Argentina's water bodies include many lakes, rivers, and lagoons. Most rivers that crisscross the country originate in the Andes range and eventually empty into the Atlantic Ocean. Gulfs and bays pocket the coasts, while lakes and lagoons dot the countryside and fill mountaintop craters.
Search LAC Geo
Bodies of Water
The Madeira River is one of South America's major rivers. It is part of the Amazon Basin and is the largest and most important tributary of the Amazon River. Its headwaters are located in the Bolivian Andes, over 2,000 miles from its confluence with the Amazon in Brazil.
The Madre de Dios River is a headwater tributary of the Amazon River. Shared by Peru and Bolivia, the river serves as the largest watershed in the area, as part of the vast Amazon River drainage basin. In addition, the river is a vital transportation waterway for the region.
The Magdalena is Colombia's principal river. With more than ten tributaries, it flows northward through the Andes of western Colombia and empties into the Caribbean Sea in the north. The river basin is home to 80% of the nation's 48 million inhabitants and is the principal driving force of the local economy.
The Moconá (Yucumã) Falls is a dramatic linear waterfall on the border between the province of Misiones, Argentina, and the state of Rio Grande do Sul, Brazil. The areas on either side of the falls are protected by the Moconá Provincial Park in Argentina and the Turvo State Park in Brazil.
Beginning high in the Sierra Parima Mountains of Venezuela and Brazil, the Orinoco River flows in a giant arc before discharging into the Atlantic Ocean in Venezuela. Its tributaries are the primary transportation system for eastern and interior Venezuela and the Llanos of Colombia.
The Paraguay River is South America's fifth-largest river, running through Brazil, Paraguay, and Argentina. From the Brazilian state of Mato Grasso to its confluence with the Paraná River in Argentina, it serves as part of the Paraguayan border with Argentina and Brazil.
The Paraná River is the second-longest river in South America. Running through Brazil, Paraguay, and Argentina, it becomes an alluvial basin before emptying into the Río de la Plata. The Paraná Delta consists of several islands known as the Islas del Paraná.
The Purus River, which rises in Peru, is a tributary of the Amazon River. The river, which is highly meandering, has vast floodplains and is flanked by numerous lakes near its shores. The Purus Basin is one of the most important watersheds of the Solimões-Amazon River.
San Carlos de Bariloche is located on the shores of Lake Nahuel Huapi in the Patagonia region of Argentina. Situated in the foothills of the Andes, close to the Chilean border, Bariloche is surrounded by Nahuel Huapi National Park, the oldest in Argentina.
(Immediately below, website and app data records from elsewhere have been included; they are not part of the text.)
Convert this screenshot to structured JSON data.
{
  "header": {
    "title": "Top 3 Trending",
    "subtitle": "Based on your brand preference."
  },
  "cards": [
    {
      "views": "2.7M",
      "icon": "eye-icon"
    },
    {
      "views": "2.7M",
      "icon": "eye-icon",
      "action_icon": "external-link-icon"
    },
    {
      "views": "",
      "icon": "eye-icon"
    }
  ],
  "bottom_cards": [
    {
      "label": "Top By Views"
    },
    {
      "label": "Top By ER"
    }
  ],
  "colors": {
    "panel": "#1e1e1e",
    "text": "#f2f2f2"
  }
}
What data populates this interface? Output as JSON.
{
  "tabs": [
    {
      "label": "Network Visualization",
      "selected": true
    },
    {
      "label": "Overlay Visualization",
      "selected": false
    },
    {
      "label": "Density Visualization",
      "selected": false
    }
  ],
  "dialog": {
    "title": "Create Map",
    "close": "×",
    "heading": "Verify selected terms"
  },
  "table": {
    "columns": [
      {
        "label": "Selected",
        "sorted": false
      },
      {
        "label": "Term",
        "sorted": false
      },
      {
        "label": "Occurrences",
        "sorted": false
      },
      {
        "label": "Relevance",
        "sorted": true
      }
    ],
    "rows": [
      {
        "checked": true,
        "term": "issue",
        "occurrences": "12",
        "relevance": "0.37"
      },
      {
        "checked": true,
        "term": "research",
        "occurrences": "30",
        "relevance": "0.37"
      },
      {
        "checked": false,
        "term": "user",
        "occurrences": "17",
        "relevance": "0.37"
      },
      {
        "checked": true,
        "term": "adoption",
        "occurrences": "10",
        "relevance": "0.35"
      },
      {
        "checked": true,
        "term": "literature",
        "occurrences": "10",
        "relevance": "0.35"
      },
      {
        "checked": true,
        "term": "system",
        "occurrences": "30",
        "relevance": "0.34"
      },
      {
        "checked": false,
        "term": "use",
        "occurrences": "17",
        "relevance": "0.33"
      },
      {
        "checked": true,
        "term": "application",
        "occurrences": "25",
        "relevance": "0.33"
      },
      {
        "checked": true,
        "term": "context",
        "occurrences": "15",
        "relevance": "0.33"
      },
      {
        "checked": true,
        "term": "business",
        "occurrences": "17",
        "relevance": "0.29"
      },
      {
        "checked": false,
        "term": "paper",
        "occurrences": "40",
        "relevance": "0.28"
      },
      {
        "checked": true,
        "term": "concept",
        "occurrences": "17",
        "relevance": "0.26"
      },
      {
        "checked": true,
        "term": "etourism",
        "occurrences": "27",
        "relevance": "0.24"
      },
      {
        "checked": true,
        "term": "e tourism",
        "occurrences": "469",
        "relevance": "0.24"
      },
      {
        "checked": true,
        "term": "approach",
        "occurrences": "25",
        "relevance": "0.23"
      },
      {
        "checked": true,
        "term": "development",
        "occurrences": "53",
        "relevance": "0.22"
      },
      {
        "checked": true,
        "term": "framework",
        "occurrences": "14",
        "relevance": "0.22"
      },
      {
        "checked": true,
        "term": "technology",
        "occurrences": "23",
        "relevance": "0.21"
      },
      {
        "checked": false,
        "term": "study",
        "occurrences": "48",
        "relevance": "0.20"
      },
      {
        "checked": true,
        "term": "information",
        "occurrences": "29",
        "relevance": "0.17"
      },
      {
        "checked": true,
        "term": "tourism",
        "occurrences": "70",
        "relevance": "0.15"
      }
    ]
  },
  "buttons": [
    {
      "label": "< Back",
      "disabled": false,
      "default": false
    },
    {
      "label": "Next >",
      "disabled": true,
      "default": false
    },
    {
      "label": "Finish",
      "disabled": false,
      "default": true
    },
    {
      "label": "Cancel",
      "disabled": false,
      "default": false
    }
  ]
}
The São Francisco is a major river that rises in the Brazilian highlands and flows north and east through the semiarid backlands of northeast Brazil. The fourth largest river system in South America, the river and its basin is an important source of hydroelectric power and irrigation.